The odds are stacked against the London Stock Exchange in its bid to take over the operator of Canada's biggest stock exchange, amid vocal endorsements for its made-in-Canada rival from investors, a billionaire activist and provincial politicians.
The LSE offer is worth C$3.6 billion, including a cash dividend to TMX Group shareholders. A rival offer from a bank-led Canadian consortium comes in at around C$3.8 billion.
Shareholders, some still hoping for a sweetened bid, vote on the LSE offer on Thursday.
I will not decide how I will vote until these guys are finished their games, Richard Fogler, President, Kingwest & Company, and a TMX shareholder, said last week after the two suitors raised their bids in quickfire succession.
A Reuters poll last week found that six of 11 TMX investors backed the Maple bid, three supported the LSE offer and two were undecided.
Maple, whose 13 members own some 6 percent of TMX shares, stresses national pride, and the need to keep a crucial domestic asset in Canadian hands.
The LSE, billing its proposal as a merger of equals, promises to create a transatlantic exchange that would be a powerhouse of mining and energy listings. LSE would have 55 percent of the new company, and TMX shareholders 45 percent.
It's essentially a grab that's gone slightly wrong, and they (LSE) can't add dollars onto a bid, because of course, they started this as a merger of equals, said Michael Smedley, chief executive of Morgan Meighen & Associates.
He said that the TMX, which supports the LSE offer, could delay the June 30 vote at any moment if it realizes it can't win the requisite two-thirds support.
TMX's board reiterated over the weekend it unanimously recommends the LSE offer and will proceed with the vote.
Maple has offered C$50 a share in cash and stock, while the mostly-stock LSE offer is worth around C$49 a share, including a C$4 cash dividend to TMX shareholders. There's also a one-off payout to shareholders of the LSE.
Chris Damas, an independent analyst and shareholder, calls the LSE bid value a little fictitious since the LSE share price could fall if investors approve the deal.
When I see people just pack the C$4 dividend onto the exchange rate price, I get a little nervous, because I really don't think you can create C$4 of value just by borrowing, he said. What really counts now is cash. I don't think people are buying into the vision as much as they'd hoped.
Both bids would face regulatory hurdles.
The LSE proposal needs the green light from provincial regulators, and from Canada's federal government, which last year unexpectedly blocked a bid for fertilizer giant Potash Corp, arguing it would not be in Canada's best interests.
Maple's offer will face anti-trust concerns. The 13-member consortium wants to wrap in Alpha, Canada's biggest alternative trading platform. Including Alpha, which is owned by many of the consortium's partner firms, it would have control of more than 80 percent of the market by value. Maple also plans to integrate the bank-run securities clearing house CDS.

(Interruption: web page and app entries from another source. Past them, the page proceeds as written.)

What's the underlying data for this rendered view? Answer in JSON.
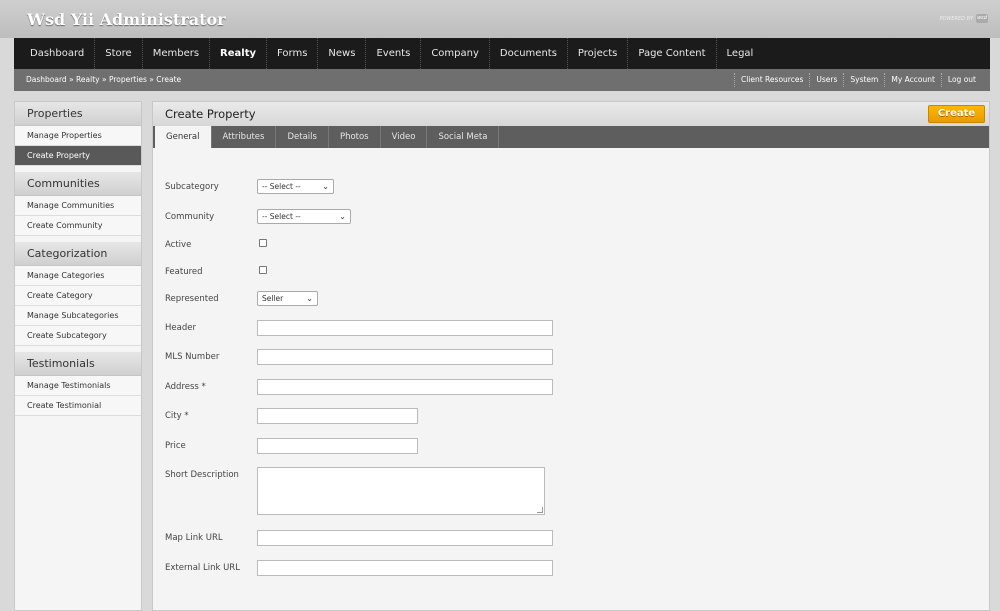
{
  "header": {
    "app_title": "Wsd Yii Administrator",
    "powered_by": "POWERED BY",
    "powered_logo": "wsd"
  },
  "main_nav": {
    "items": [
      {
        "label": "Dashboard"
      },
      {
        "label": "Store"
      },
      {
        "label": "Members"
      },
      {
        "label": "Realty",
        "active": true
      },
      {
        "label": "Forms"
      },
      {
        "label": "News"
      },
      {
        "label": "Events"
      },
      {
        "label": "Company"
      },
      {
        "label": "Documents"
      },
      {
        "label": "Projects"
      },
      {
        "label": "Page Content"
      },
      {
        "label": "Legal"
      }
    ]
  },
  "subbar": {
    "breadcrumb": "Dashboard » Realty » Properties » Create",
    "links": [
      "Client Resources",
      "Users",
      "System",
      "My Account",
      "Log out"
    ]
  },
  "sidebar": {
    "sections": [
      {
        "title": "Properties",
        "items": [
          {
            "label": "Manage Properties"
          },
          {
            "label": "Create Property",
            "active": true
          }
        ]
      },
      {
        "title": "Communities",
        "items": [
          {
            "label": "Manage Communities"
          },
          {
            "label": "Create Community"
          }
        ]
      },
      {
        "title": "Categorization",
        "items": [
          {
            "label": "Manage Categories"
          },
          {
            "label": "Create Category"
          },
          {
            "label": "Manage Subcategories"
          },
          {
            "label": "Create Subcategory"
          }
        ]
      },
      {
        "title": "Testimonials",
        "items": [
          {
            "label": "Manage Testimonials"
          },
          {
            "label": "Create Testimonial"
          }
        ]
      }
    ]
  },
  "content": {
    "title": "Create Property",
    "create_button": "Create",
    "tabs": [
      {
        "label": "General",
        "active": true
      },
      {
        "label": "Attributes"
      },
      {
        "label": "Details"
      },
      {
        "label": "Photos"
      },
      {
        "label": "Video"
      },
      {
        "label": "Social Meta"
      }
    ],
    "form": {
      "subcategory": {
        "label": "Subcategory",
        "value": "-- Select --"
      },
      "community": {
        "label": "Community",
        "value": "-- Select --"
      },
      "active": {
        "label": "Active",
        "checked": false
      },
      "featured": {
        "label": "Featured",
        "checked": false
      },
      "represented": {
        "label": "Represented",
        "value": "Seller"
      },
      "header": {
        "label": "Header",
        "value": ""
      },
      "mls_number": {
        "label": "MLS Number",
        "value": ""
      },
      "address": {
        "label": "Address *",
        "value": ""
      },
      "city": {
        "label": "City *",
        "value": ""
      },
      "price": {
        "label": "Price",
        "value": ""
      },
      "short_description": {
        "label": "Short Description",
        "value": ""
      },
      "map_link_url": {
        "label": "Map Link URL",
        "value": ""
      },
      "external_link_url": {
        "label": "External Link URL",
        "value": ""
      }
    }
  },
  "colors": {
    "accent": "#f5a800",
    "nav_bg": "#1b1b1b",
    "subbar_bg": "#6f6f6f",
    "tab_bg": "#5e5e5e",
    "active_side_item": "#595959"
  }
}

Thomas Caldwell, a shareholder and chairman of Caldwell Securities, said Thursday's vote will be close.
Caldwell said he opposes the Maple bid because Maple members are some of the exchange's biggest traders already, and exchange fees have a direct impact on their own profits.
The conflicts are huge, he said.
But Montreal billionaire Stephen Jarislowsky, a vocal corporate governance champion and shareholder-rights activist, said Maple's diversity of shareholders would help allay fears that the powerful new grouping might boost listing and transaction fees.
Ontario's finance minister, Quebec's premier and Canada's main opposition leader have said they don't want the TMX to fall into foreign hands.
Proxy advisory firms ISS and Glass Lewis last week advised TMX shareholders to vote for the LSE bid.
(Editing by Janet Guttsman)